- [Directions for this task]
Select all lines holding the word "data" from the entries that follow.

[Stored records]
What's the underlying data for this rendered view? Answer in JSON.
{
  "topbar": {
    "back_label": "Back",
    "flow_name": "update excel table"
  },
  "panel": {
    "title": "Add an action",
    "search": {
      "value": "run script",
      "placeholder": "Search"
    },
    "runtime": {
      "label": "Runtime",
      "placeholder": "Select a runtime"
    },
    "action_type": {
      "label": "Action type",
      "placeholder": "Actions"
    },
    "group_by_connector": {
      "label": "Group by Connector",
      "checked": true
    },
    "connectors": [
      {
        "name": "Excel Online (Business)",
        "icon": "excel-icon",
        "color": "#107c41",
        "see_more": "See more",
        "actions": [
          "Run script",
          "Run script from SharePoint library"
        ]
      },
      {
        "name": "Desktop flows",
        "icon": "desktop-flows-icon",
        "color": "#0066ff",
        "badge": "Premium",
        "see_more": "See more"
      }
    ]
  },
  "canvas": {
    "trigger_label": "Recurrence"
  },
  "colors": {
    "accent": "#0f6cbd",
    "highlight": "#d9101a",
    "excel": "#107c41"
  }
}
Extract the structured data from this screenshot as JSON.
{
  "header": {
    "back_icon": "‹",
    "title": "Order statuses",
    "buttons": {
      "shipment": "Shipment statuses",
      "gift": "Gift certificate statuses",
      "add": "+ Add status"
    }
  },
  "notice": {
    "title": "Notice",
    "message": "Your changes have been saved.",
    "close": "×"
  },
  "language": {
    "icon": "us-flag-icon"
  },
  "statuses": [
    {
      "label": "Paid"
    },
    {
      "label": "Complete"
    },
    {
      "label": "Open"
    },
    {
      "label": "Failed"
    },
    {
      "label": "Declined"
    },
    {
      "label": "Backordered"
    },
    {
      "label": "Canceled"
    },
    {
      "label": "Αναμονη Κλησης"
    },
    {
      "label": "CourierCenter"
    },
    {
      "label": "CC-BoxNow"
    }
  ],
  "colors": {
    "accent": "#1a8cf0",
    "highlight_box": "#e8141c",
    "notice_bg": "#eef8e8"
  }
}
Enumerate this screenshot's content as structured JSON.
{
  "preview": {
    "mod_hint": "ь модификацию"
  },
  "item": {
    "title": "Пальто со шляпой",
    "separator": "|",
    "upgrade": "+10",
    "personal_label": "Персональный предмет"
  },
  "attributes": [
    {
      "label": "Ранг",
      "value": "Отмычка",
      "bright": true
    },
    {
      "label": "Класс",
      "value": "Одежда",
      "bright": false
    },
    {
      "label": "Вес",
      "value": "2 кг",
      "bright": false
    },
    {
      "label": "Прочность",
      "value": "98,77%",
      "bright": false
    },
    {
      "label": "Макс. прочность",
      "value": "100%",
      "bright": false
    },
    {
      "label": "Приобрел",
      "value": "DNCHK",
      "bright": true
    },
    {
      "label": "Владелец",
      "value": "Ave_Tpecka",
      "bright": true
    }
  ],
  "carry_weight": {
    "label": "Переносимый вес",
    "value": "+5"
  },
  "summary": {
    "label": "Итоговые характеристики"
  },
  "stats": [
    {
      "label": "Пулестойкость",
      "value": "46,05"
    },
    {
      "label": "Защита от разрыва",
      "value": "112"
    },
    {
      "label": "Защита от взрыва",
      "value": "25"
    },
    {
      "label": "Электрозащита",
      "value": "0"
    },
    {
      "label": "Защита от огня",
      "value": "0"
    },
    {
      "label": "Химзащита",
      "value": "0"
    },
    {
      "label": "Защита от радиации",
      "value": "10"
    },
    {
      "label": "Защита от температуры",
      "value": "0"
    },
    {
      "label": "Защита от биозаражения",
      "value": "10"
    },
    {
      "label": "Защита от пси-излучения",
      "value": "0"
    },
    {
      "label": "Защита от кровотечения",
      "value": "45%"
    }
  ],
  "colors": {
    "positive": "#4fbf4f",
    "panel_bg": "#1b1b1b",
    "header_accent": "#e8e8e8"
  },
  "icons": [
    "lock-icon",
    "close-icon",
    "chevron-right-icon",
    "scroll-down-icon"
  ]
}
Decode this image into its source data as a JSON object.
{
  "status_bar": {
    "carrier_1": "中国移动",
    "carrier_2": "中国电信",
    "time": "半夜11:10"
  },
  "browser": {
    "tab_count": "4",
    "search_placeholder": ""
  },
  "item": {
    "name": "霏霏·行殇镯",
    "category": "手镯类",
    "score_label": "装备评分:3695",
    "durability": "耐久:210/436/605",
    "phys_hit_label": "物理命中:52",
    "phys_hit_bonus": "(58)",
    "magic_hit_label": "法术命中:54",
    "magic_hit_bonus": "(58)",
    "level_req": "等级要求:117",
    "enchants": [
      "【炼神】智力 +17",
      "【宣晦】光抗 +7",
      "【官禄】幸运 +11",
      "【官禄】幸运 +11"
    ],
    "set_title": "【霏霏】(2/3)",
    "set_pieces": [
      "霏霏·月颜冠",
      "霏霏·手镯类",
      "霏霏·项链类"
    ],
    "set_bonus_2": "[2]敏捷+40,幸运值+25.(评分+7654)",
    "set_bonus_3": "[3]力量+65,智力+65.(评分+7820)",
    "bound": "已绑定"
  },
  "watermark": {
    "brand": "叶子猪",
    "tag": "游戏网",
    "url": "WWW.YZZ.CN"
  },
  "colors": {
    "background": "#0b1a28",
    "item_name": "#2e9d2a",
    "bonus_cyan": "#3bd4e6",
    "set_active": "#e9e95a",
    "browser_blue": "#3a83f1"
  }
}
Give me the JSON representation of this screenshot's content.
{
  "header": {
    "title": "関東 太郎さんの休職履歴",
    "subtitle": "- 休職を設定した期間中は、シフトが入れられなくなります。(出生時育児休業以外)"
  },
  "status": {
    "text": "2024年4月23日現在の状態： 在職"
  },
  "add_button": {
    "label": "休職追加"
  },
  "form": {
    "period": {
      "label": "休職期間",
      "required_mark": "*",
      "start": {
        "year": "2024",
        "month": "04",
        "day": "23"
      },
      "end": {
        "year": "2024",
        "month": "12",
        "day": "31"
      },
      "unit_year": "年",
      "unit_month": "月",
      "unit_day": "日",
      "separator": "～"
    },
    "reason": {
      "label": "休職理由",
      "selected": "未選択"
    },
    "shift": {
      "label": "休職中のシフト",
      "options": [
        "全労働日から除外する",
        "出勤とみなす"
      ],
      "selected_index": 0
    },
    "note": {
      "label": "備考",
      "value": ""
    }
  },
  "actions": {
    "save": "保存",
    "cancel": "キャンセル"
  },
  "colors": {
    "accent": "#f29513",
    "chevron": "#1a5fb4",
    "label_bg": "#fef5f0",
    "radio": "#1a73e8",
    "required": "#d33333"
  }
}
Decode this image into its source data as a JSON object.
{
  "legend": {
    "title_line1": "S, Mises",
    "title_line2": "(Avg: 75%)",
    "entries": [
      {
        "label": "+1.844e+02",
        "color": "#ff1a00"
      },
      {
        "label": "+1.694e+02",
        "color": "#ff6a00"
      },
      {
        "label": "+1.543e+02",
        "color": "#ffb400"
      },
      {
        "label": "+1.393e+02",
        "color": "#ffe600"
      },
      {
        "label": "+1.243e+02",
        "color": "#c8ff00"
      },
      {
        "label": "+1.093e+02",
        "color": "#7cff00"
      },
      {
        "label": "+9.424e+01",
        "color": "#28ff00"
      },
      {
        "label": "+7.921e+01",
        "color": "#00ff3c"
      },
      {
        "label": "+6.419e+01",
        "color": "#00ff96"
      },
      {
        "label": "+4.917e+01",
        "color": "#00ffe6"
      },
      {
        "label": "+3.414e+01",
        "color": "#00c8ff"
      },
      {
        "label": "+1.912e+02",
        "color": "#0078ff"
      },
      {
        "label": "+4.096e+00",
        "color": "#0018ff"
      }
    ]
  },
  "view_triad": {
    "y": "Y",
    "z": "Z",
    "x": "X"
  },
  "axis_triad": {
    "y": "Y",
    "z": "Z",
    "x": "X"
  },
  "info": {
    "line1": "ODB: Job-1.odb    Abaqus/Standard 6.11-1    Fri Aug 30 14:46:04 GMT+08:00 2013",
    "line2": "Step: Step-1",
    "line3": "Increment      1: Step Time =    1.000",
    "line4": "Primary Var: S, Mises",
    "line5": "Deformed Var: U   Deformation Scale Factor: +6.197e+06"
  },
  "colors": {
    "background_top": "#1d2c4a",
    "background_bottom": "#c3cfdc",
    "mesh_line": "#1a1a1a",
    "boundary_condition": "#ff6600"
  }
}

- [Output]
What's the underlying data for this rendered view? Answer in JSON.
Extract the structured data from this screenshot as JSON.
Decode this image into its source data as a JSON object.
Decode this image into its source data as a JSON object.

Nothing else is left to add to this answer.